It is calculated that Eskom will emit about 7 800 t of greenhouse-gas emissions a year from its coal-fired power stations for every 1 MW generated. The electricity saving resulting from the 3CPS, should the system save 157 GWh of electricity a year, will mitigate the utility’s greenhouse-gas emissions by 141 000 t/y.
“The effect of the electricity savings due to the 3CPS is significant to South Africa. Almost 20 3CPS projects will achieve Eskom DSM’s electricity saving target of 4 563 GWh by 2012. There is large potential to roll out the technology in mines using existing excavations in South Africa,” Le Roux explains.
Currently, Eskom DSM will not fund 3CPS projects on greenfield projects, but Le Roux says that if this could be altered, energy-efficiency technology could be planned for new sites.
3CPS IN OPERATION
Currently, only the Tshepong mine, in the Free State, uses 3CPS technology. Swart says that a 3CPS was installed at the mine in the early 1990s. The valves of the system were costly to maintain, forcing the mine to use electricity- intensive pumps.
HPE became involved five years ago and replaced all the valves in the system with HPE valves, which resulted in the system availability exceeding 95%.
HOW 3CPS WORKS
Swart says that the system works on the basis of recovering the energy from incoming water, to pump water out of the mine.
“Chilled water from the refrigeration plant is piped down the shaft to the chambers of the 3CPS. The three pipe-system eliminates water pulses in the same way that multiple cylinders in a conventional car’s engine makes it run smoothly.
The pipes are 450 mm in diameter and can be up to 100 m long. They are about 120º out of synchronisation, meaning that while one of the chambers is under high pressure, the other is on low pressure, while the last chamber is in the phase of either going up in pressure or down,” Swart says.
Incoming chilled water is then used to displace the outgoing warm water, with a small booster pump used to overcome friction in the system.
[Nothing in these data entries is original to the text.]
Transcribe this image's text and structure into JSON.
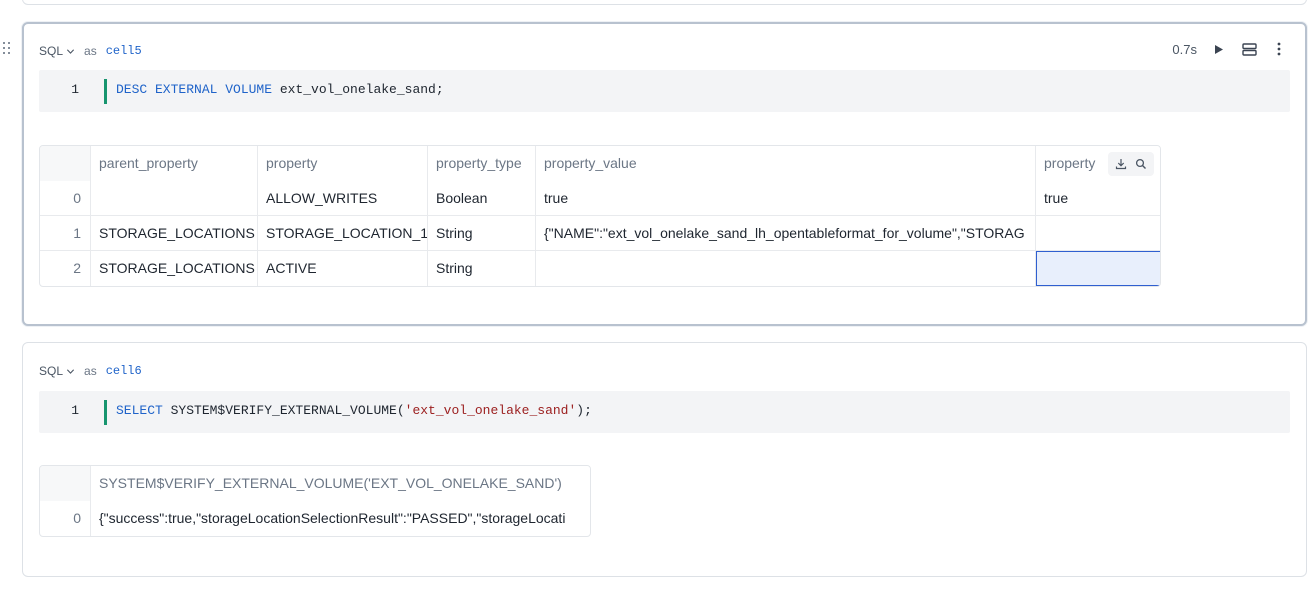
{
  "cell5": {
    "language": "SQL",
    "as_label": "as",
    "name": "cell5",
    "timing": "0.7s",
    "editor": {
      "line_number": "1",
      "code_tokens": [
        {
          "text": "DESC EXTERNAL VOLUME",
          "type": "keyword"
        },
        {
          "text": " ext_vol_onelake_sand;",
          "type": "plain"
        }
      ]
    },
    "result": {
      "columns": [
        "",
        "parent_property",
        "property",
        "property_type",
        "property_value",
        "property"
      ],
      "rows": [
        [
          "0",
          "",
          "ALLOW_WRITES",
          "Boolean",
          "true",
          "true"
        ],
        [
          "1",
          "STORAGE_LOCATIONS",
          "STORAGE_LOCATION_1",
          "String",
          "{\"NAME\":\"ext_vol_onelake_sand_lh_opentableformat_for_volume\",\"STORAG",
          ""
        ],
        [
          "2",
          "STORAGE_LOCATIONS",
          "ACTIVE",
          "String",
          "",
          ""
        ]
      ]
    }
  },
  "cell6": {
    "language": "SQL",
    "as_label": "as",
    "name": "cell6",
    "editor": {
      "line_number": "1",
      "code_tokens": [
        {
          "text": "SELECT",
          "type": "keyword"
        },
        {
          "text": " SYSTEM$VERIFY_EXTERNAL_VOLUME(",
          "type": "plain"
        },
        {
          "text": "'ext_vol_onelake_sand'",
          "type": "string"
        },
        {
          "text": ");",
          "type": "plain"
        }
      ]
    },
    "result": {
      "columns": [
        "",
        "SYSTEM$VERIFY_EXTERNAL_VOLUME('EXT_VOL_ONELAKE_SAND')"
      ],
      "rows": [
        [
          "0",
          "{\"success\":true,\"storageLocationSelectionResult\":\"PASSED\",\"storageLocati"
        ]
      ]
    }
  },
  "icons": {
    "run": "play-icon",
    "layout": "stack-icon",
    "more": "more-vertical-icon",
    "download": "download-icon",
    "search": "search-icon",
    "chevron": "chevron-down-icon",
    "drag": "drag-handle-icon"
  },
  "colors": {
    "keyword": "#1f63c9",
    "string": "#9c2020",
    "gutter_accent": "#17956f",
    "selection": "#2f5fd0"
  }
}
A U-tube is formed on the one side by the high-pressure chilled water feed column, the 3CPS at the bottom of the shaft, and the outgoing warm water delivery column on the other side. A small filling pump fills the chambers with warm water.
The three chambers are each fitted with HPE’s valves at either end, which are actuated in a sequence to achieve a continuous and steady flow in and out of the system.
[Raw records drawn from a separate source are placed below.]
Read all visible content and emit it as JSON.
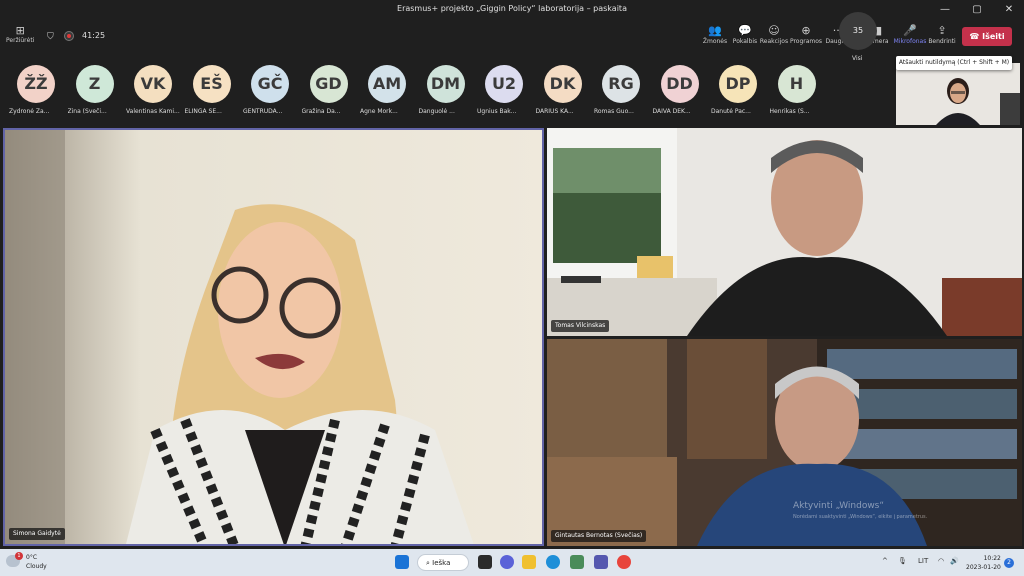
{
  "window": {
    "title": "Erasmus+ projekto „Giggin Policy“ laboratorija – paskaita",
    "minimize": "—",
    "maximize": "▢",
    "close": "✕"
  },
  "toolbar": {
    "layout_label": "Peržiūrėti",
    "timer": "41:25",
    "people_label": "Žmonės",
    "chat_label": "Pokalbis",
    "reactions_label": "Reakcijos",
    "apps_label": "Programos",
    "more_label": "Daugiau",
    "camera_label": "Kamera",
    "mic_label": "Mikrofonas",
    "share_label": "Bendrinti",
    "leave_label": "Išeiti",
    "unmute_tooltip": "Atšaukti nutildymą (Ctrl + Shift + M)"
  },
  "participants": [
    {
      "initials": "ŽŽ",
      "name": "Žydronė Ža...",
      "color": "#f2d2c8"
    },
    {
      "initials": "Z",
      "name": "Zina (Sveči...",
      "color": "#cfe8d8"
    },
    {
      "initials": "VK",
      "name": "Valentinas Kami...",
      "color": "#f4dfc0"
    },
    {
      "initials": "EŠ",
      "name": "ELINGA ŠE...",
      "color": "#f6e1c3"
    },
    {
      "initials": "GČ",
      "name": "GENTRŪDA...",
      "color": "#cfe0ec"
    },
    {
      "initials": "GD",
      "name": "Gražina Da...",
      "color": "#d8e6d4"
    },
    {
      "initials": "AM",
      "name": "Agne Mork...",
      "color": "#d3e2ea"
    },
    {
      "initials": "DM",
      "name": "Danguolė ...",
      "color": "#cfe3da"
    },
    {
      "initials": "U2",
      "name": "Ugnius Bak...",
      "color": "#dcdcef"
    },
    {
      "initials": "DK",
      "name": "DARIUS KA...",
      "color": "#f4dcc4"
    },
    {
      "initials": "RG",
      "name": "Romas Guo...",
      "color": "#dde3e6"
    },
    {
      "initials": "DD",
      "name": "DAIVA DEK...",
      "color": "#f0d2d4"
    },
    {
      "initials": "DP",
      "name": "Danutė Pac...",
      "color": "#f6e4b8"
    },
    {
      "initials": "H",
      "name": "Henrikas (S...",
      "color": "#d8e6d4"
    }
  ],
  "more_participants": {
    "count": "35",
    "label": "Visi"
  },
  "videos": {
    "main_name": "Simona Gaidytė",
    "top_right_name": "Tomas Vilcinskas",
    "bottom_right_name": "Gintautas Bernotas (Svečias)",
    "watermark_line1": "Aktyvinti „Windows“",
    "watermark_line2": "Norėdami suaktyvinti „Windows“, eikite į parametrus."
  },
  "taskbar": {
    "temperature": "0°C",
    "weather": "Cloudy",
    "weather_badge": "1",
    "search_label": "Ieška",
    "language": "LIT",
    "time": "10:22",
    "date": "2023-01-20",
    "notification_count": "2"
  }
}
“The 300NB valves have to withstand enormous pressure. In some of the cases, the valves have to withstand up to 20 000 kPa of water pressure, while opening and closing about 15 000 times a month,” Swart points out.
Le Roux says that a programmable logic controller (PLC), which integrates start-up, operation, and shutdown sequences, and the necessary safety interlocks control the valves. The PLC and the instrumentation are connected through a fibre network to the mine’s supervisory control and data acquisition system in the control room on the surface, and a full view of the status and performance of the system is available, and can be controlled from the control room.
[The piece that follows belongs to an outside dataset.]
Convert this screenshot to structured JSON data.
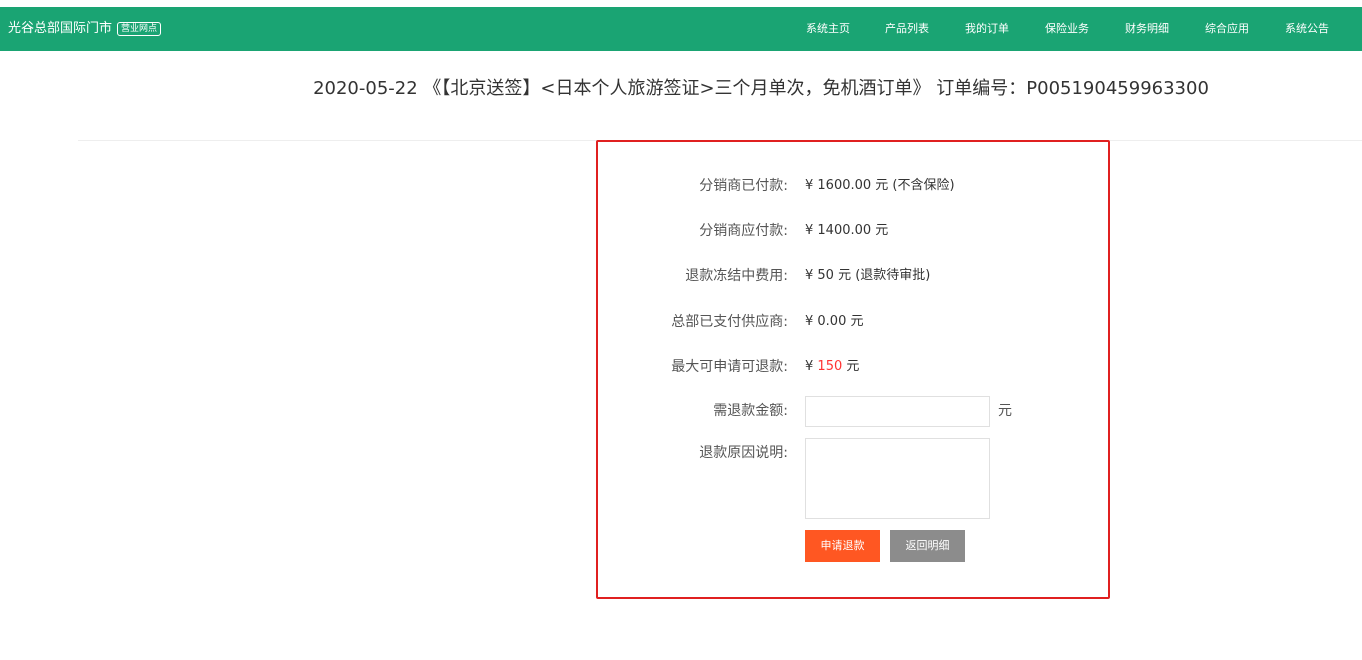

“The valves are hydro-actuated, meaning that although a PLC controls the solenoids to open and close, the water pressures in the columns are used to open and close the main valves. Every valve also has a displacement transducer relaying in analogue how much the valve is opened or closed and how long it takes the valve to open or close. In this way, the system can be upgraded to relay to the operator when a valve needs maintenance,” Le Roux states.
He says that the PLC is constantly monitoring the high-pressure and low-pressure chambers, synchronising the system.
3CPS was originally developed with the displacement of abrasive slurries in mind. The slurries are displaced from a pressurised chamber using high-pressure water. This had the advantage that the mechanical pump would pump only water, and not the abrasive slurry.
To convert the process into a continuous process, at least two chambers are needed – one chamber to be pumped, while another is being filled for the next pumping cycle. A third chamber was added to assist the change, and to smooth out the flow process.